→ **THE TASK**:
Down to the last character, write out the records below.
********************
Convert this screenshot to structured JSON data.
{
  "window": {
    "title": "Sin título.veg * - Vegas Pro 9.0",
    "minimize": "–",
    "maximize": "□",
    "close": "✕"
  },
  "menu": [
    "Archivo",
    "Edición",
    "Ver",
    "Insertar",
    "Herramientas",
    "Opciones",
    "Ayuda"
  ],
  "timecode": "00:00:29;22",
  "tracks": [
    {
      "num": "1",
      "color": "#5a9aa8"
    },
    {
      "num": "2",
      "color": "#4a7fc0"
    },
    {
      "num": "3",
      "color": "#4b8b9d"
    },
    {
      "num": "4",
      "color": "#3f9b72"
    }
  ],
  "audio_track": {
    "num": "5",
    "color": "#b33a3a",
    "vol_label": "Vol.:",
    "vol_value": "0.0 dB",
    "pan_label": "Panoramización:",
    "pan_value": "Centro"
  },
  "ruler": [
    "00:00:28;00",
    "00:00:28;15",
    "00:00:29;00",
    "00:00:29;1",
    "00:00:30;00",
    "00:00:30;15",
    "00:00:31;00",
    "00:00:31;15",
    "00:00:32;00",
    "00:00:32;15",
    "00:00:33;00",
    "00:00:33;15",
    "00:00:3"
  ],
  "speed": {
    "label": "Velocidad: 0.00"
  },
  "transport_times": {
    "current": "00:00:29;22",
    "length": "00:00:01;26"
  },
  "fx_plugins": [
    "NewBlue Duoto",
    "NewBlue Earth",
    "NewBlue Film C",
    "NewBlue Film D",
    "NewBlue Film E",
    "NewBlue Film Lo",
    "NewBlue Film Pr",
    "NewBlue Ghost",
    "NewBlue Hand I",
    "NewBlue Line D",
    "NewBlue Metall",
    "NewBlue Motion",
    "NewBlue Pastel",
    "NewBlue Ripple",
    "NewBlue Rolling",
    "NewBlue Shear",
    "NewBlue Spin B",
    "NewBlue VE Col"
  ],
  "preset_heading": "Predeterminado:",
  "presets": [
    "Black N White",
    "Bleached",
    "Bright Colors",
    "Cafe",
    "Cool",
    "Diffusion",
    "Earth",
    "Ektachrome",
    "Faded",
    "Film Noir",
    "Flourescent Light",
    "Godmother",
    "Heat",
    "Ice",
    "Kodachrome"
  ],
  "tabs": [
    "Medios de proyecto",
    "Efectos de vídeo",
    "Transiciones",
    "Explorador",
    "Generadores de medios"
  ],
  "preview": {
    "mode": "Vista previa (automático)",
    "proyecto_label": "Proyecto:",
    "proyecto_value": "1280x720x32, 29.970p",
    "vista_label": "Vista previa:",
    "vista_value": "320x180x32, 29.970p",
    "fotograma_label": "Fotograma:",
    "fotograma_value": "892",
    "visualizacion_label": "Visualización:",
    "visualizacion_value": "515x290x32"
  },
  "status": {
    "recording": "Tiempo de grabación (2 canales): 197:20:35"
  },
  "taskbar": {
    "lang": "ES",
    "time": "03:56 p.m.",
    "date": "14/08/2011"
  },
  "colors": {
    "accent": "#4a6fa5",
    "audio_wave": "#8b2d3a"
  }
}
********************
→ **ANSWER SECTION**:
Convert this screenshot to structured JSON data.
{
  "window": {
    "title": "Sin título.veg * - Vegas Pro 9.0",
    "minimize": "–",
    "maximize": "□",
    "close": "✕"
  },
  "menu": [
    "Archivo",
    "Edición",
    "Ver",
    "Insertar",
    "Herramientas",
    "Opciones",
    "Ayuda"
  ],
  "timecode": "00:00:29;22",
  "tracks": [
    {
      "num": "1",
      "color": "#5a9aa8"
    },
    {
      "num": "2",
      "color": "#4a7fc0"
    },
    {
      "num": "3",
      "color": "#4b8b9d"
    },
    {
      "num": "4",
      "color": "#3f9b72"
    }
  ],
  "audio_track": {
    "num": "5",
    "color": "#b33a3a",
    "vol_label": "Vol.:",
    "vol_value": "0.0 dB",
    "pan_label": "Panoramización:",
    "pan_value": "Centro"
  },
  "ruler": [
    "00:00:28;00",
    "00:00:28;15",
    "00:00:29;00",
    "00:00:29;1",
    "00:00:30;00",
    "00:00:30;15",
    "00:00:31;00",
    "00:00:31;15",
    "00:00:32;00",
    "00:00:32;15",
    "00:00:33;00",
    "00:00:33;15",
    "00:00:3"
  ],
  "speed": {
    "label": "Velocidad: 0.00"
  },
  "transport_times": {
    "current": "00:00:29;22",
    "length": "00:00:01;26"
  },
  "fx_plugins": [
    "NewBlue Duoto",
    "NewBlue Earth",
    "NewBlue Film C",
    "NewBlue Film D",
    "NewBlue Film E",
    "NewBlue Film Lo",
    "NewBlue Film Pr",
    "NewBlue Ghost",
    "NewBlue Hand I",
    "NewBlue Line D",
    "NewBlue Metall",
    "NewBlue Motion",
    "NewBlue Pastel",
    "NewBlue Ripple",
    "NewBlue Rolling",
    "NewBlue Shear",
    "NewBlue Spin B",
    "NewBlue VE Col"
  ],
  "preset_heading": "Predeterminado:",
  "presets": [
    "Black N White",
    "Bleached",
    "Bright Colors",
    "Cafe",
    "Cool",
    "Diffusion",
    "Earth",
    "Ektachrome",
    "Faded",
    "Film Noir",
    "Flourescent Light",
    "Godmother",
    "Heat",
    "Ice",
    "Kodachrome"
  ],
  "tabs": [
    "Medios de proyecto",
    "Efectos de vídeo",
    "Transiciones",
    "Explorador",
    "Generadores de medios"
  ],
  "preview": {
    "mode": "Vista previa (automático)",
    "proyecto_label": "Proyecto:",
    "proyecto_value": "1280x720x32, 29.970p",
    "vista_label": "Vista previa:",
    "vista_value": "320x180x32, 29.970p",
    "fotograma_label": "Fotograma:",
    "fotograma_value": "892",
    "visualizacion_label": "Visualización:",
    "visualizacion_value": "515x290x32"
  },
  "status": {
    "recording": "Tiempo de grabación (2 canales): 197:20:35"
  },
  "taskbar": {
    "lang": "ES",
    "time": "03:56 p.m.",
    "date": "14/08/2011"
  },
  "colors": {
    "accent": "#4a6fa5",
    "audio_wave": "#8b2d3a"
  }
}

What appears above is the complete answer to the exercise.